Graham to block Commerce nominee over Boeing complaint

Republican Sen. Lindsey GrahamLindsey Olin GrahamTop Louisiana health official rips Cassidy over ObamaCare repeal bill Senate Dems hold floor talk-a-thon against latest ObamaCare repeal bill Overnight Defense: Senate passes 0B defense bill | 3,000 US troops heading to Afghanistan | Two more Navy officials fired over ship collisions MORE said Monday that he would place a hold on President Obama's nominee to be the next commerce secretary unless the White House disavows a legal complaint filed against airplane manufacturer Boeing for opening a new plant in the senator's home state South Carolina. 

Graham said Monday that businessman John Bryson, who Obama tapped to replace outgoing Commerce Secretary Gary Locke, should not be approved unless the White House comes out against the National Labor Relations Board's (NLRB) action. Outgoing Commerce Secretary Gary Locke has been nominated to be ambassador to China. 

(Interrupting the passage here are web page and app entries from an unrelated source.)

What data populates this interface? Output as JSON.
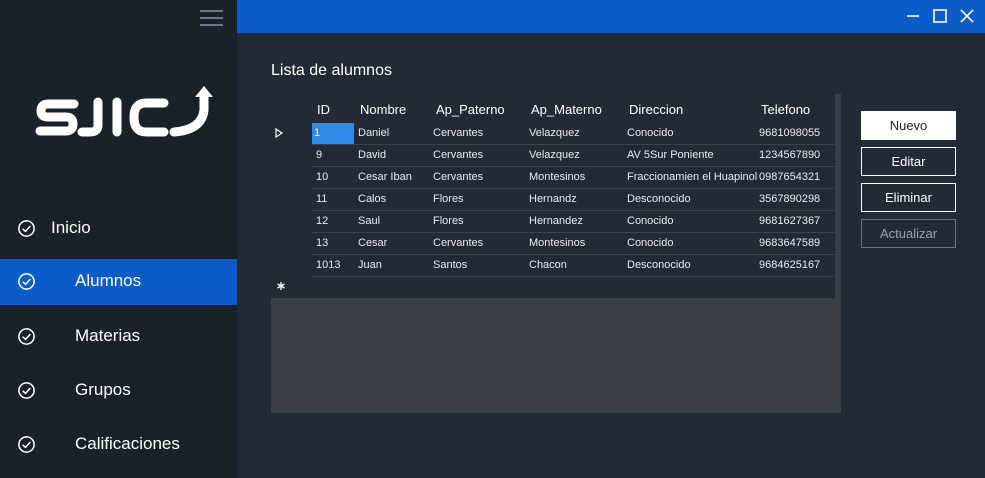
{
  "sidebar": {
    "logo_text": "SJIC",
    "items": [
      {
        "label": "Inicio",
        "icon": "check-circle-icon",
        "active": false
      },
      {
        "label": "Alumnos",
        "icon": "check-circle-icon",
        "active": true
      },
      {
        "label": "Materias",
        "icon": "check-circle-icon",
        "active": false
      },
      {
        "label": "Grupos",
        "icon": "check-circle-icon",
        "active": false
      },
      {
        "label": "Calificaciones",
        "icon": "check-circle-icon",
        "active": false
      }
    ]
  },
  "main": {
    "title": "Lista de alumnos",
    "table": {
      "columns": [
        "ID",
        "Nombre",
        "Ap_Paterno",
        "Ap_Materno",
        "Direccion",
        "Telefono"
      ],
      "rows": [
        [
          "1",
          "Daniel",
          "Cervantes",
          "Velazquez",
          "Conocido",
          "9681098055"
        ],
        [
          "9",
          "David",
          "Cervantes",
          "Velazquez",
          "AV 5Sur Poniente",
          "1234567890"
        ],
        [
          "10",
          "Cesar Iban",
          "Cervantes",
          "Montesinos",
          "Fraccionamien el Huapinol",
          "0987654321"
        ],
        [
          "11",
          "Calos",
          "Flores",
          "Hernandz",
          "Desconocido",
          "3567890298"
        ],
        [
          "12",
          "Saul",
          "Flores",
          "Hernandez",
          "Conocido",
          "9681627367"
        ],
        [
          "13",
          "Cesar",
          "Cervantes",
          "Montesinos",
          "Conocido",
          "9683647589"
        ],
        [
          "1013",
          "Juan",
          "Santos",
          "Chacon",
          "Desconocido",
          "9684625167"
        ]
      ]
    }
  },
  "actions": {
    "new_label": "Nuevo",
    "edit_label": "Editar",
    "delete_label": "Eliminar",
    "refresh_label": "Actualizar"
  },
  "colors": {
    "accent": "#0b5cc7",
    "sidebar_bg": "#1b2129",
    "content_bg": "#232a35",
    "selection": "#2e8ae6"
  }
}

Bryson, 67, is a member of the board of directors of Boeing. The NLRB has alleged the company retaliated against strikes by unions in Washington state by planning to open a plant that would build 787 airplanes in South Carolina instead. Boeing has currently been building 787-model airplanes at its unionized plant near Seattle, but South Carolina is a “right to work” state, where employees are not obliged to join a union.

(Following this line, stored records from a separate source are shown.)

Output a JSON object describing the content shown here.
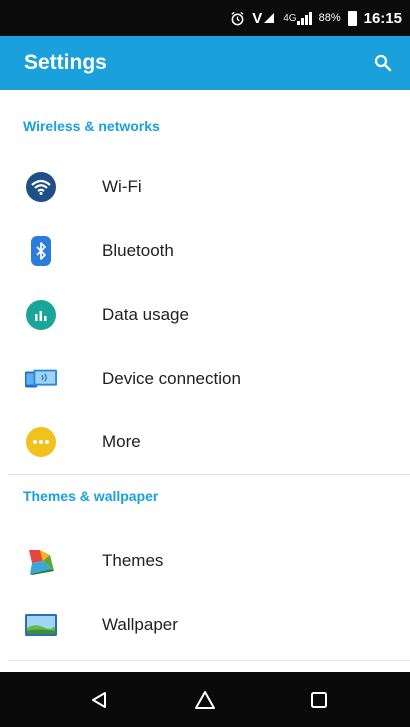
{
  "status_bar": {
    "alarm_icon": "alarm-clock-icon",
    "volte_label": "V",
    "network_type": "4G",
    "battery_percent": "88%",
    "time": "16:15"
  },
  "app_bar": {
    "title": "Settings",
    "search_icon": "search-icon"
  },
  "sections": [
    {
      "header": "Wireless & networks",
      "items": [
        {
          "label": "Wi-Fi",
          "icon": "wifi-icon",
          "color": "#1e4f87"
        },
        {
          "label": "Bluetooth",
          "icon": "bluetooth-icon",
          "color": "#2a7dd9"
        },
        {
          "label": "Data usage",
          "icon": "data-usage-icon",
          "color": "#1aa59a"
        },
        {
          "label": "Device connection",
          "icon": "device-connection-icon",
          "color": "#2f8ad6"
        },
        {
          "label": "More",
          "icon": "more-icon",
          "color": "#f1c21b"
        }
      ]
    },
    {
      "header": "Themes & wallpaper",
      "items": [
        {
          "label": "Themes",
          "icon": "themes-icon",
          "color": "#e8463a"
        },
        {
          "label": "Wallpaper",
          "icon": "wallpaper-icon",
          "color": "#3a8bcf"
        }
      ]
    }
  ],
  "colors": {
    "accent": "#1aa1db",
    "status_bar": "#0b0b0b",
    "nav_bar": "#0a0a0a"
  },
  "nav_bar": {
    "back_icon": "back-triangle-icon",
    "home_icon": "home-icon",
    "recents_icon": "recents-square-icon"
  }
}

Graham said Monday that he would use Senate procedures to hold the nomination unless the NLRB, which Obama makes appointments to, backs down. 

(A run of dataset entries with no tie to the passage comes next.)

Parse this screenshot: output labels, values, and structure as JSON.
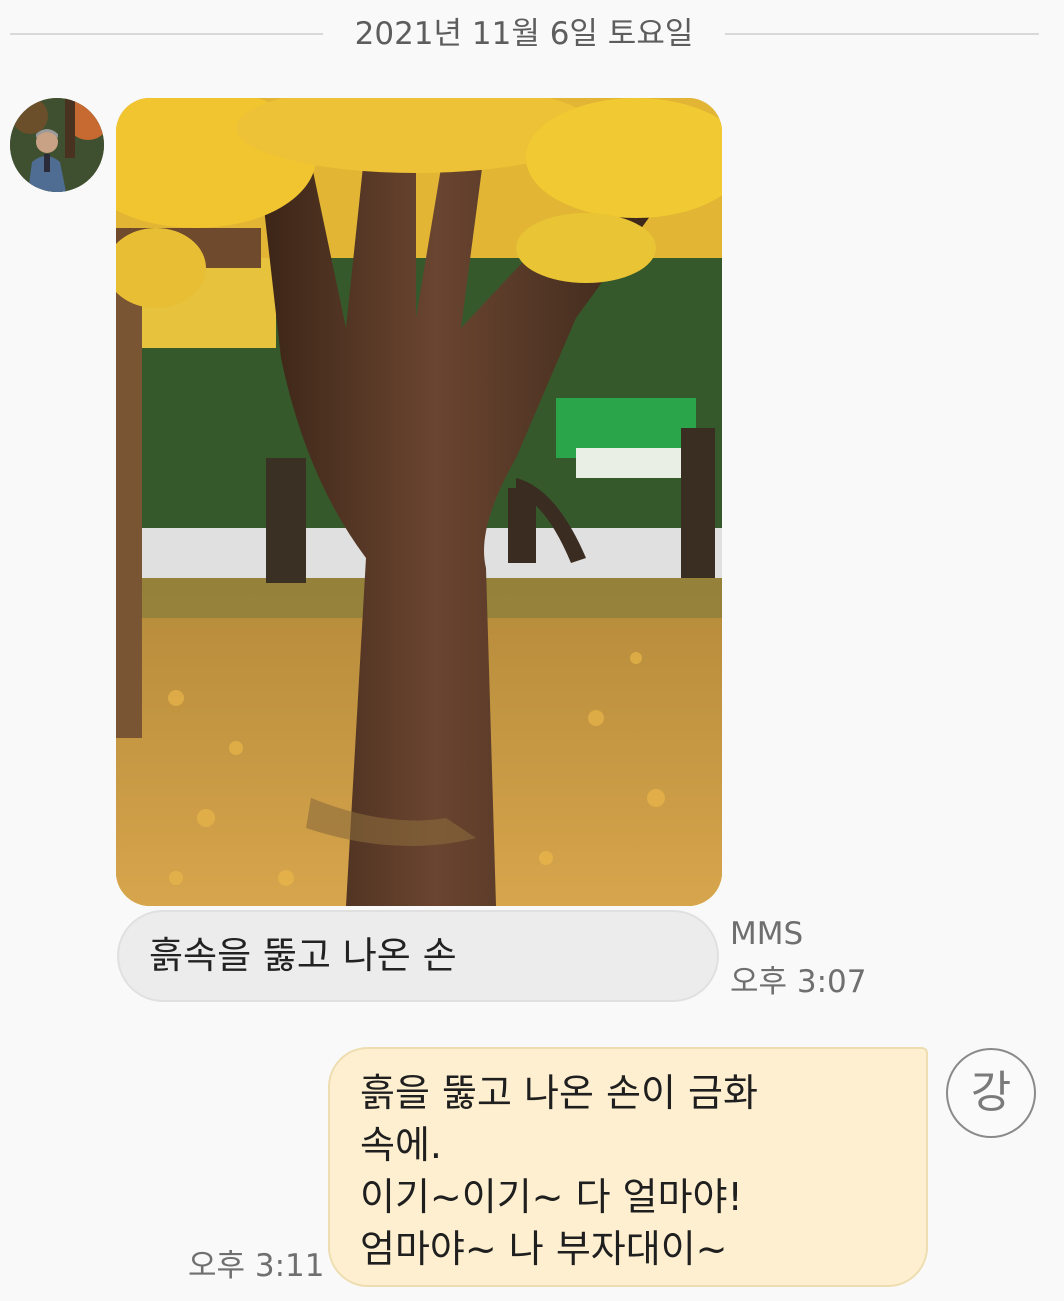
{
  "date_divider": "2021년 11월 6일 토요일",
  "incoming": {
    "avatar_icon": "person-photo-avatar",
    "image_icon": "autumn-tree-photo",
    "text": "흙속을 뚫고 나온 손",
    "type_label": "MMS",
    "time": "오후 3:07"
  },
  "outgoing": {
    "lines": [
      "흙을 뚫고 나온 손이 금화",
      "속에.",
      "이기~이기~ 다 얼마야!",
      "엄마야~ 나 부자대이~"
    ],
    "time": "오후 3:11",
    "contact_initial": "강"
  },
  "colors": {
    "background": "#f9f9f9",
    "incoming_bubble": "#ececec",
    "outgoing_bubble": "#fdefcf"
  }
}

“I’m not going to let this Secretary of Commerce nomination go forward until the Obama administration speaks out on behalf of Boeing,” Graham said in an interview the CBS station in Spartanburg, S.C., WSPA TV-7.

“Boeing did nothing wrong," he continued. "We earned the right to make their planes, build their planes in South Carolina, and nobody is going to take that away from our state.”

Republicans have latched onto the Boeing issue, arguing the NLRB's action showed the Obama administration was too beholden to labor unions.

Graham has been criticized by conservative activists for working with the administration on other issues, most notably on a scuttled cap-and-trade energy bill reviled by most Republicans.

The White House has thus far declined to comment on the NLRB case, arguing that the panel is an "independent agency."